*** Opening of Source material ***

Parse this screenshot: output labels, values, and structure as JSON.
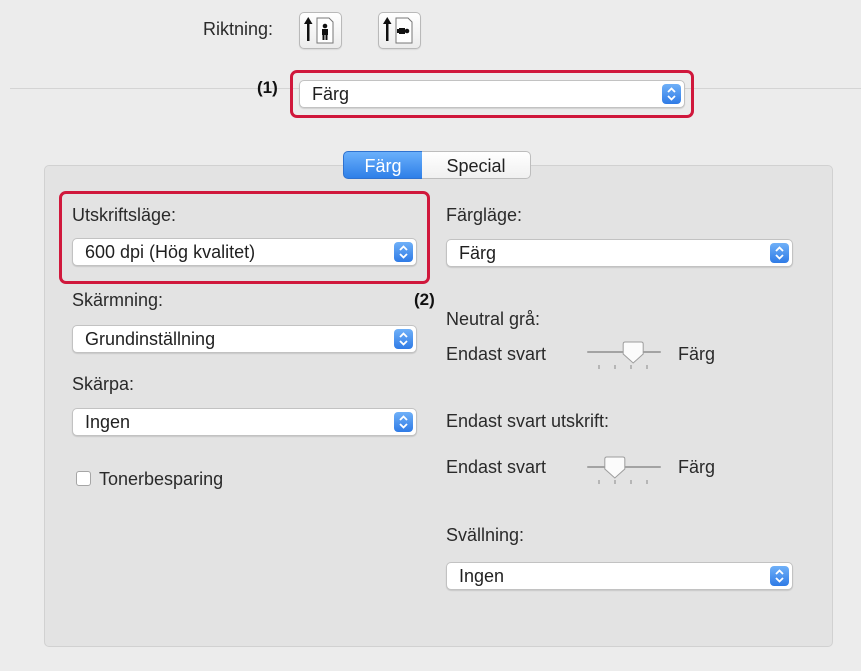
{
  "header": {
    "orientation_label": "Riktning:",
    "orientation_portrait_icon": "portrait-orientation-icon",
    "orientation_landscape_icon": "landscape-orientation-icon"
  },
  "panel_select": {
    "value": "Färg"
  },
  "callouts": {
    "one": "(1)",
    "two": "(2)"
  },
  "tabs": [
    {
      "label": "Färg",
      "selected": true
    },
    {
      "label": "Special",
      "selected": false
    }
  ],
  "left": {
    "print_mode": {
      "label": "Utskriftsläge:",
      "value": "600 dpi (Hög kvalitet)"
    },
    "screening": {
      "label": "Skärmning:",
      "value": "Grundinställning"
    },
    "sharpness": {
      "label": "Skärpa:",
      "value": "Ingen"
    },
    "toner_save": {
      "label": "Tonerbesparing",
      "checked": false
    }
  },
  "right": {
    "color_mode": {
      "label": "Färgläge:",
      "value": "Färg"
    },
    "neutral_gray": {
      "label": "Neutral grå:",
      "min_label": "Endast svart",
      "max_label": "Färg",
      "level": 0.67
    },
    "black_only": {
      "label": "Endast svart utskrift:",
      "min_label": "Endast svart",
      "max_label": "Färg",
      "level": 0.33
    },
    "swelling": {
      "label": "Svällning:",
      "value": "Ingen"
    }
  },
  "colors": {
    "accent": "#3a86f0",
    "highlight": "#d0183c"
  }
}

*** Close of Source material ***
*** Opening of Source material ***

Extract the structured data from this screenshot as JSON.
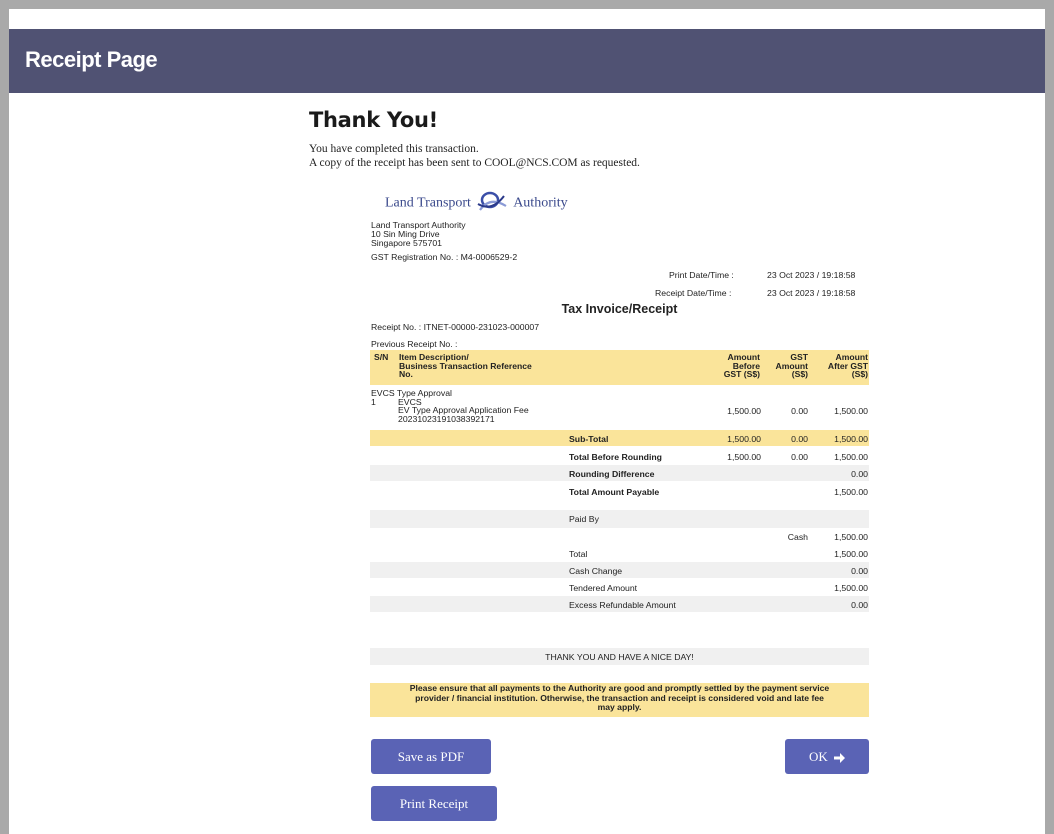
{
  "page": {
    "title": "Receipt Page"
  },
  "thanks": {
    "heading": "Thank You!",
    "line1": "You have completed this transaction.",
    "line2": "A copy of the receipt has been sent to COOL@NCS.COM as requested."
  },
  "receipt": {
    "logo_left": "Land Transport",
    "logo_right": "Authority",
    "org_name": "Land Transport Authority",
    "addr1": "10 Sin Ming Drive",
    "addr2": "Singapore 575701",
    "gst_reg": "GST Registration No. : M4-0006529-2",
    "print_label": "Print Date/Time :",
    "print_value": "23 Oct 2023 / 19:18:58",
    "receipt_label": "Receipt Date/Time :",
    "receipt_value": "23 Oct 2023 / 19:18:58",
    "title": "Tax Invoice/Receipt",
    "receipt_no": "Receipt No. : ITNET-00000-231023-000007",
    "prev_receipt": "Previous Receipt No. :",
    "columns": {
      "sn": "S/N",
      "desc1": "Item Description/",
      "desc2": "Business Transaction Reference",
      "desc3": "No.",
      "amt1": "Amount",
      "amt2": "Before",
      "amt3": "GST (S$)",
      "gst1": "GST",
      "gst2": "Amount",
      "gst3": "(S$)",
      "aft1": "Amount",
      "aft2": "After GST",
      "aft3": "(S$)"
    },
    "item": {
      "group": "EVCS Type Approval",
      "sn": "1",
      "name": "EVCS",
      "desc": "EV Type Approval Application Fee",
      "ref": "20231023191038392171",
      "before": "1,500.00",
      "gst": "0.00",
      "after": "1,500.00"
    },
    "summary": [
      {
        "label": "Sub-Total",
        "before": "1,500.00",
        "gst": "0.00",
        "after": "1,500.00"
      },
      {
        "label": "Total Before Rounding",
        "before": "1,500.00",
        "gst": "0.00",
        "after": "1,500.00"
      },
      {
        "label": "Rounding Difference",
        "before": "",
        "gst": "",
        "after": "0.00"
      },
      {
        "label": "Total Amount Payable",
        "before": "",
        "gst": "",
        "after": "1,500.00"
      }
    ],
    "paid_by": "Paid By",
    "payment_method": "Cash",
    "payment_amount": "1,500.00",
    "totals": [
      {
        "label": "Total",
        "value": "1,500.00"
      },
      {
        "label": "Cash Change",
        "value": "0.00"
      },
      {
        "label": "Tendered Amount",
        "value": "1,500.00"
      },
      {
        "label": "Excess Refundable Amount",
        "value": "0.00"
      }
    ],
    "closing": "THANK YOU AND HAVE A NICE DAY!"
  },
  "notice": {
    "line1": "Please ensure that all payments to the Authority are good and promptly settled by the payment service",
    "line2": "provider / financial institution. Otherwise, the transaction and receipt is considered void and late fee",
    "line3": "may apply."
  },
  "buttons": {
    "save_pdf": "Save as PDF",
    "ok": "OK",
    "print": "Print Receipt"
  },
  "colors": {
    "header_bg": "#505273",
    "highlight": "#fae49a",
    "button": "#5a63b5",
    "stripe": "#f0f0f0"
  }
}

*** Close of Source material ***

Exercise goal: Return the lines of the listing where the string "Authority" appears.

Expected answer:
    "logo_right": "Authority",
    "org_name": "Land Transport Authority",
    "line1": "Please ensure that all payments to the Authority are good and promptly settled by the payment service",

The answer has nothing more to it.